↓↓↓

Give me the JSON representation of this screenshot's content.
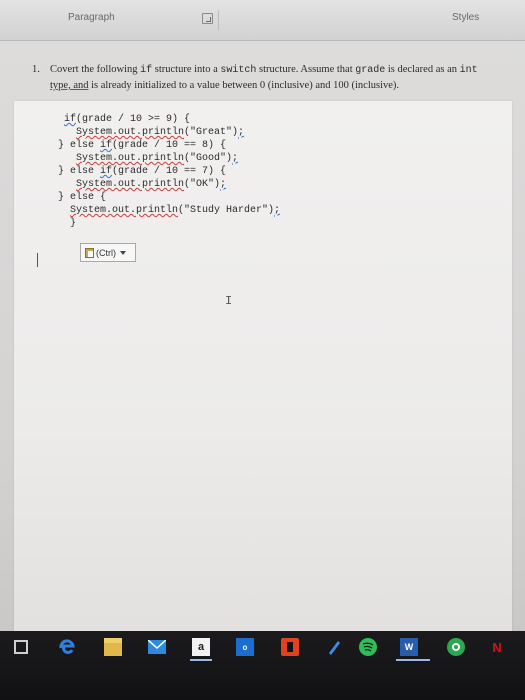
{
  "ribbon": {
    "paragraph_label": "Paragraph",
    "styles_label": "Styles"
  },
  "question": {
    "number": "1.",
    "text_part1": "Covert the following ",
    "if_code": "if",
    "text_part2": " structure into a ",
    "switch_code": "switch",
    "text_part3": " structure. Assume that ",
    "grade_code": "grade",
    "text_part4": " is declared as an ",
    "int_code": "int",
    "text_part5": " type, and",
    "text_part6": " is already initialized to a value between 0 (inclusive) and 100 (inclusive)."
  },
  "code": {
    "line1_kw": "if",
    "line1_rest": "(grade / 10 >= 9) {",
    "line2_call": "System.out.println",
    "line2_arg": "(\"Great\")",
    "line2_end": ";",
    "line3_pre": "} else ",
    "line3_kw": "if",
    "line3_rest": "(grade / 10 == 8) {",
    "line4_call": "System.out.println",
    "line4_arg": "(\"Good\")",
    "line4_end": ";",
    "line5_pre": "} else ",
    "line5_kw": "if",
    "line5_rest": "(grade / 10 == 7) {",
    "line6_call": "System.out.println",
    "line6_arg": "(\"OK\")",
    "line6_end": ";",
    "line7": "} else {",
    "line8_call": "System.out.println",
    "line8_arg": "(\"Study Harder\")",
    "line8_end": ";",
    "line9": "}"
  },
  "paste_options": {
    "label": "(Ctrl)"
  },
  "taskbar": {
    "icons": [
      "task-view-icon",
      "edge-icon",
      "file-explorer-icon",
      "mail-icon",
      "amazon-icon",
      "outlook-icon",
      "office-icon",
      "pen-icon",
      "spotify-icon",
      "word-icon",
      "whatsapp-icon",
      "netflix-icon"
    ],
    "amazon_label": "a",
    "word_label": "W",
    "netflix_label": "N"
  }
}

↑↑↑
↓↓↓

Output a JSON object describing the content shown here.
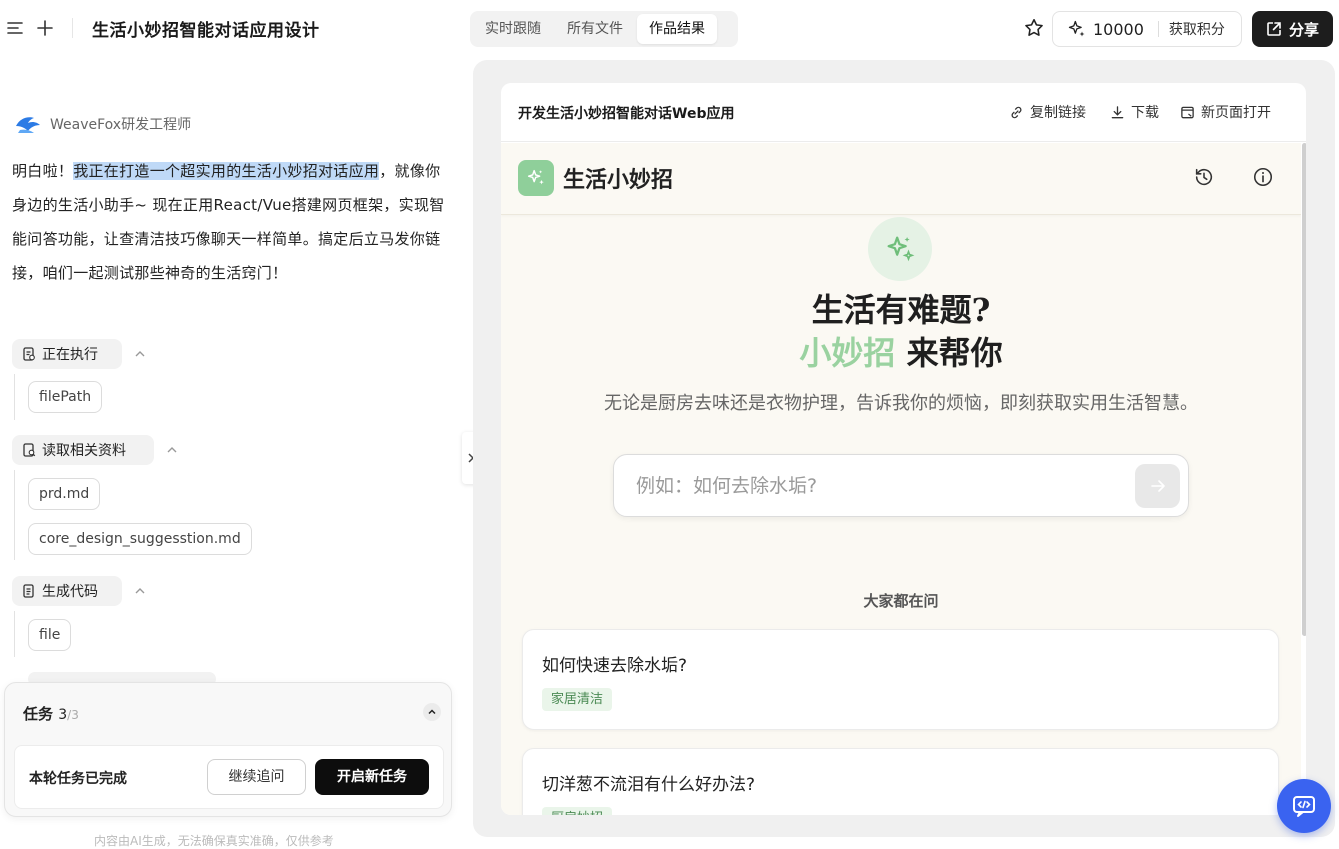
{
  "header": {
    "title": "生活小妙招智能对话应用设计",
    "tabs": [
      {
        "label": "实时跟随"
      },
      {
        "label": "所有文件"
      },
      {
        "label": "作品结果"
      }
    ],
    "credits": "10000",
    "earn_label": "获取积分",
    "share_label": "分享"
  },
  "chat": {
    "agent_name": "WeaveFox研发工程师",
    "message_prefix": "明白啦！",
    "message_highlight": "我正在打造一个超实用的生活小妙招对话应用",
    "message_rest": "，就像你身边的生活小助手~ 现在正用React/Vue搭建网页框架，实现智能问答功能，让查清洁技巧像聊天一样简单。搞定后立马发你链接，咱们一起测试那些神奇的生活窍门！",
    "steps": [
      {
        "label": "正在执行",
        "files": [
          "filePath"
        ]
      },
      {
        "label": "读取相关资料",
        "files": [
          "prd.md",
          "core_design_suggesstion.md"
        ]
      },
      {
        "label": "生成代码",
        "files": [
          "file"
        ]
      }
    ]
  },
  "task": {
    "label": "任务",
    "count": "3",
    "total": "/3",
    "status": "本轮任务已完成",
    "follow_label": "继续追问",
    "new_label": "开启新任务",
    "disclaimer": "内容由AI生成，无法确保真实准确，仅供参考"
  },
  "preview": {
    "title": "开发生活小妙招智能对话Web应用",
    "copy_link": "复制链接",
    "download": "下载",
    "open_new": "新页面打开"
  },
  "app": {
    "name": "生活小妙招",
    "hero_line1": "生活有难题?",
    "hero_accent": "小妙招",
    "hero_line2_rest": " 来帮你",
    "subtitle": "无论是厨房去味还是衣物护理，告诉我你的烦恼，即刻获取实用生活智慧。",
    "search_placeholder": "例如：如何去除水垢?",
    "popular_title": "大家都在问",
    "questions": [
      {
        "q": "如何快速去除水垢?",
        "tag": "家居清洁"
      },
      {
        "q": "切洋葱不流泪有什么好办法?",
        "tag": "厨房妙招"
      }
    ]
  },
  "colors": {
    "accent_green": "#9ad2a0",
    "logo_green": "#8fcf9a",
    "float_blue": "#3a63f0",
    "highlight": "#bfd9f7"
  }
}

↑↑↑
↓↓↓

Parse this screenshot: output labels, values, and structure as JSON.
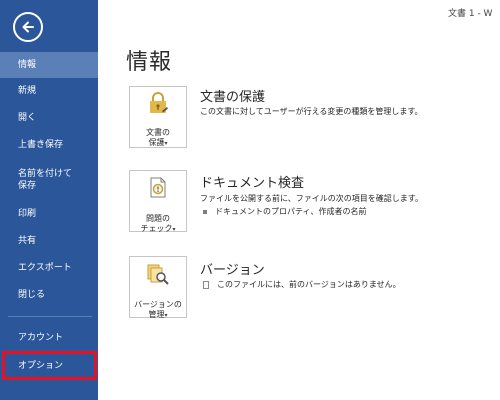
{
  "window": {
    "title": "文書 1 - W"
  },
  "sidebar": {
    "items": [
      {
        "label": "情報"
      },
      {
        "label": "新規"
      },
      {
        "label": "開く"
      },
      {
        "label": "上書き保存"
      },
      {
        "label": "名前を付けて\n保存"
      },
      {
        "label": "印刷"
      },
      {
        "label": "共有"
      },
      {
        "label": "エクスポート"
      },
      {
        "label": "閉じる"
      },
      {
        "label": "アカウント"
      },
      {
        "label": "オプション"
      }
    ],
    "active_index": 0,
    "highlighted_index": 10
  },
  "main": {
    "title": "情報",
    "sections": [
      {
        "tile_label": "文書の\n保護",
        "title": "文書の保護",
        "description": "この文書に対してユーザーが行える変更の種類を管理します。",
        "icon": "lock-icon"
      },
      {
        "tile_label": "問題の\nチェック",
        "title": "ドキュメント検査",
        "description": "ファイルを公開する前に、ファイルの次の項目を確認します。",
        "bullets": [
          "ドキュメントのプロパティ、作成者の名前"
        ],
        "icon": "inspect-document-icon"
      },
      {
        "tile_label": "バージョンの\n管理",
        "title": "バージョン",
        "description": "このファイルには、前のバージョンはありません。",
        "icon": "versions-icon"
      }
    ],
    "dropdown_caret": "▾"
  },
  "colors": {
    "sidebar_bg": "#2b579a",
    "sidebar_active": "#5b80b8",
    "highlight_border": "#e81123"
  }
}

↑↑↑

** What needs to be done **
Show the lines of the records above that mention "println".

** Solution for this task **
    "line2_call": "System.out.println",
    "line4_call": "System.out.println",
    "line6_call": "System.out.println",
    "line8_call": "System.out.println",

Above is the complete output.